High court strikes part of absentee ballot rule challenged by Voters Alliance, upholds others

A rule that governs how Minnesota absentee ballots are allowed to be reviewed has been invalidated after the state’s high court said it conflicts with the law.

In an opinion released Wednesday, the Minnesota Supreme Court sided with the Minnesota Voters Alliance on one of the organization’s challenges to how absentee ballots are counted but denied the other issues that were raised.

The ruling comes after the state’s appellate court denied the Voters Alliance’s lawsuit altogether in August.

While the state’s high court mostly dismissed the Voters Alliance’s challenge, the court did agree with one point: a rule implemented by Secretary of State Mark Ritchie pertaining to how absentee ballot signatures are reviewed partially conflicts with Minnesota law.

The portion of the rule at issue allowed for any ballot board member to review absentee ballot signatures if the identification number on the application and ballot envelope doesn’t match. However, state law says only election judges are able to do that review.

While election judges can be ballot board members, not all ballot board members are election judges. Therefore, the Minnesota Supreme Court determined the rule is invalid and election judges have to conduct that review.

However, the ruling doesn’t change when ballot signatures are reviewed or provide any new reason for ballots to be not accepted.

The Voters Alliance argued that ballot board members should be able to reject ballots based on different signatures more frequently. But state law only allows for signature comparisons if the identification numbers don’t match and the name signed is clearly different than the voter’s. The Minnesota Supreme Court also upheld the rule that prevents board members from rejecting a ballot if the voter used a nickname on the application or signature envelope.

The Upper Midwest Law Center, which represented the Voters Alliance in the case, celebrated the decision, however.

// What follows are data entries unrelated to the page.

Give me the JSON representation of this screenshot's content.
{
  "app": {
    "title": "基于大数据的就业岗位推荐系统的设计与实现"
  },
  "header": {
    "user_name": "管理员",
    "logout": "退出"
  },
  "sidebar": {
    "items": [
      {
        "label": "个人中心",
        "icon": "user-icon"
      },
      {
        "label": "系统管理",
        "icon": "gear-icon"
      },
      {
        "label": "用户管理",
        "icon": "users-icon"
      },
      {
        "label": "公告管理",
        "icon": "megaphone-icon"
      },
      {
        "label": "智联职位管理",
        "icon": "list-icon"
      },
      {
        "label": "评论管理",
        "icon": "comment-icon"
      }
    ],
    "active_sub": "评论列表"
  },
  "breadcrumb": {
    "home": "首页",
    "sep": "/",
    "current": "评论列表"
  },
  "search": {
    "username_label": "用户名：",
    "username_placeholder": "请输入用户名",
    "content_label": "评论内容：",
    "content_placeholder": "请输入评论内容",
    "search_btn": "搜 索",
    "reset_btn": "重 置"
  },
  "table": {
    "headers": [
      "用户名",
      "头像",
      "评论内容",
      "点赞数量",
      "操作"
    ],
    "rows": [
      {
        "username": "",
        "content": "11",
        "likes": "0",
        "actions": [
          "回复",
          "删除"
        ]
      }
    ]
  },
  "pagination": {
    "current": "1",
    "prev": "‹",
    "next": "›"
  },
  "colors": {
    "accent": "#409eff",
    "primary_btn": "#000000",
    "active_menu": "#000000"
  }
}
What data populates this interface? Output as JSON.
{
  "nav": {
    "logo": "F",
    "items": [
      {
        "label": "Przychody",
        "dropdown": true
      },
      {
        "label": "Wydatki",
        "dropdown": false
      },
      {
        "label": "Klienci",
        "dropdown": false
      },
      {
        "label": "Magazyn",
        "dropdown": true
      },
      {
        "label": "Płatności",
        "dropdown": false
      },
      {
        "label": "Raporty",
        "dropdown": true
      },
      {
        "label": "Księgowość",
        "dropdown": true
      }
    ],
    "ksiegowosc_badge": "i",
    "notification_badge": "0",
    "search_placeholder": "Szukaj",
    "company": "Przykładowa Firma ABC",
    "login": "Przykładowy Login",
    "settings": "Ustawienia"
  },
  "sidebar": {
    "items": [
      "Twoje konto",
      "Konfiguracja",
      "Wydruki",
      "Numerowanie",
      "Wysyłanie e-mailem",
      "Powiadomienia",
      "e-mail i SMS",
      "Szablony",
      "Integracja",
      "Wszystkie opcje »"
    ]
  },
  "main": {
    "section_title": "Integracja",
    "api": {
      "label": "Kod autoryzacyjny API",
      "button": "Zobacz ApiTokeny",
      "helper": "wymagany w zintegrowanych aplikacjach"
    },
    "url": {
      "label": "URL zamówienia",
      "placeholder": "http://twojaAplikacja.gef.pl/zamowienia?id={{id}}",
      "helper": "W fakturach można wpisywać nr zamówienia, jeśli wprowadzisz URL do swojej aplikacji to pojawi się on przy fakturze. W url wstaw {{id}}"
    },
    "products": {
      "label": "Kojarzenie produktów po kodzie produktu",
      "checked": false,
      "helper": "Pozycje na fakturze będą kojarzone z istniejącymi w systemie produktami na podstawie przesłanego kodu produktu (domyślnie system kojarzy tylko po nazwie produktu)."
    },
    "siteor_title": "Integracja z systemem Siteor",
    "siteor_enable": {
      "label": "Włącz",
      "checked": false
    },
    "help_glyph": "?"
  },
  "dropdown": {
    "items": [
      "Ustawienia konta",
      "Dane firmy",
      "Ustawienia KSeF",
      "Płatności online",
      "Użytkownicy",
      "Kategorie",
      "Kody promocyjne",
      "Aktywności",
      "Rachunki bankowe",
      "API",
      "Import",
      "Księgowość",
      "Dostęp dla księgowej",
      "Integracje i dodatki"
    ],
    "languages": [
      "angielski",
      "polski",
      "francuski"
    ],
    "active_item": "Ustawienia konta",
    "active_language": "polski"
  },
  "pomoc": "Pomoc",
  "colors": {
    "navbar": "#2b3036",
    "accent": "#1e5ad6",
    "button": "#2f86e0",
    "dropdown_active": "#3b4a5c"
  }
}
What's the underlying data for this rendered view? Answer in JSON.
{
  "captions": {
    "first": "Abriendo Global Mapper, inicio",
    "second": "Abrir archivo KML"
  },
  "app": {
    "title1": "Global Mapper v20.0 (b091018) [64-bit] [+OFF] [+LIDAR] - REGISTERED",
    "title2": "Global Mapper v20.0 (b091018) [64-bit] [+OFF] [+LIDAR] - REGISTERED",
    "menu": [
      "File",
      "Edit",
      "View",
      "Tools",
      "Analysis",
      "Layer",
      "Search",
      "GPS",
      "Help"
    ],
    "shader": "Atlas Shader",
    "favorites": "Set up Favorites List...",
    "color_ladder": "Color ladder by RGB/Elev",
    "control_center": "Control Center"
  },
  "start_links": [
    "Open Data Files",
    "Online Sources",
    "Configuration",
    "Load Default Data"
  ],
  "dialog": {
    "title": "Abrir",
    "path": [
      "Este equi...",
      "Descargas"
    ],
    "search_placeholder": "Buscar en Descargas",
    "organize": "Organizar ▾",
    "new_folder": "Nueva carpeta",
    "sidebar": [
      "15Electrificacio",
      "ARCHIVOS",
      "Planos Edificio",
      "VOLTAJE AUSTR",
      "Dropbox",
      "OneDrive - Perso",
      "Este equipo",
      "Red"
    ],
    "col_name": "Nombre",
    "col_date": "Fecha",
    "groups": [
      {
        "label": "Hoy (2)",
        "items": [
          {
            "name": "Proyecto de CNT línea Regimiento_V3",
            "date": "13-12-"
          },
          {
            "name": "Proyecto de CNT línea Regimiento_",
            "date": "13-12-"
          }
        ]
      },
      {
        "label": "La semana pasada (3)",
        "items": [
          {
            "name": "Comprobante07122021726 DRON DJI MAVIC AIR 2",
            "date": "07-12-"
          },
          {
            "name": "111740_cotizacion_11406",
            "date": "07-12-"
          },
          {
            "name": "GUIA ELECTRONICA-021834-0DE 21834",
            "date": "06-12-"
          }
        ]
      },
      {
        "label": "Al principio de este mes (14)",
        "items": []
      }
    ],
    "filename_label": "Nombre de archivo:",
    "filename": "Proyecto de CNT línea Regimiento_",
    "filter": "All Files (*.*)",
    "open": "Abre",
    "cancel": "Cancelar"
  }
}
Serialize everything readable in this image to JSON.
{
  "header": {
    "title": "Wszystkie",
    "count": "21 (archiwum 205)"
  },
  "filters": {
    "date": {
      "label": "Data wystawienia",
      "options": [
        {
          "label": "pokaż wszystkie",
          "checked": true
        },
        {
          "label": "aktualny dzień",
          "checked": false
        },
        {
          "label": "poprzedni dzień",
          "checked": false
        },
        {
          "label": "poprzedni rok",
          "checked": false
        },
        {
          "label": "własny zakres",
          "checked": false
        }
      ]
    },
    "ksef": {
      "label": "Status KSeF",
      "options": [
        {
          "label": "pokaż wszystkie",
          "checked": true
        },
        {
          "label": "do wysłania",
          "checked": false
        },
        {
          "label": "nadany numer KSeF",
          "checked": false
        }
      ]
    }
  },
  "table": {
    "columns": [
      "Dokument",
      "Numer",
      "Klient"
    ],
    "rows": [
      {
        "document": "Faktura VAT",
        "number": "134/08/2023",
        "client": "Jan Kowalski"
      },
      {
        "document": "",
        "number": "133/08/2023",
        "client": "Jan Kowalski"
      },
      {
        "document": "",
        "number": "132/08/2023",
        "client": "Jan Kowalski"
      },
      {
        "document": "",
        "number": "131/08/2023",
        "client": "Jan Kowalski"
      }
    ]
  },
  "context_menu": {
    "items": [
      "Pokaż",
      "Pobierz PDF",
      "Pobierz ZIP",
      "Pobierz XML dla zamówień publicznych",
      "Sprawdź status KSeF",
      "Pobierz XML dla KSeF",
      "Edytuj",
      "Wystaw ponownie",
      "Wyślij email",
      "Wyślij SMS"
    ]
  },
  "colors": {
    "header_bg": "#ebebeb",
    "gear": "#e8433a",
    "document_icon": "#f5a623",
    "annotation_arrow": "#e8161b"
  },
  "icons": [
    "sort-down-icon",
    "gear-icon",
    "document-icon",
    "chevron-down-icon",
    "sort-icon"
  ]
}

“We at the Upper Midwest Law Center are pleased with this decision, which allows ballot board members to actually review whether ‘the voter’ signed a ballot envelope. The Upper Midwest Law Center brought this lawsuit to ensure that election judges can do their statutory duty, including a real signature match where there’s a mismatch of identification numbers on applications and envelopes,” James Dickey, senior counsel for the Upper Midwest Law Center, said. “The Upper Midwest Law Center aims to make Minnesotans more confident in our elections and we’re glad today’s ruling does just that.”

A spokesperson from the Secretary of State’s office released the following statement:

“Our office is very pleased with this ruling. The organization bringing this lawsuit wanted to make it easier to throw out eligible voters’ ballots. Instead, the Court simply ruled that in rare cases, absentee ballot signatures have to be reviewed by election judges. Our office agrees that election judges should be the ones to review those ballots. In fact, we had already issued that guidance to county elections departments last year.”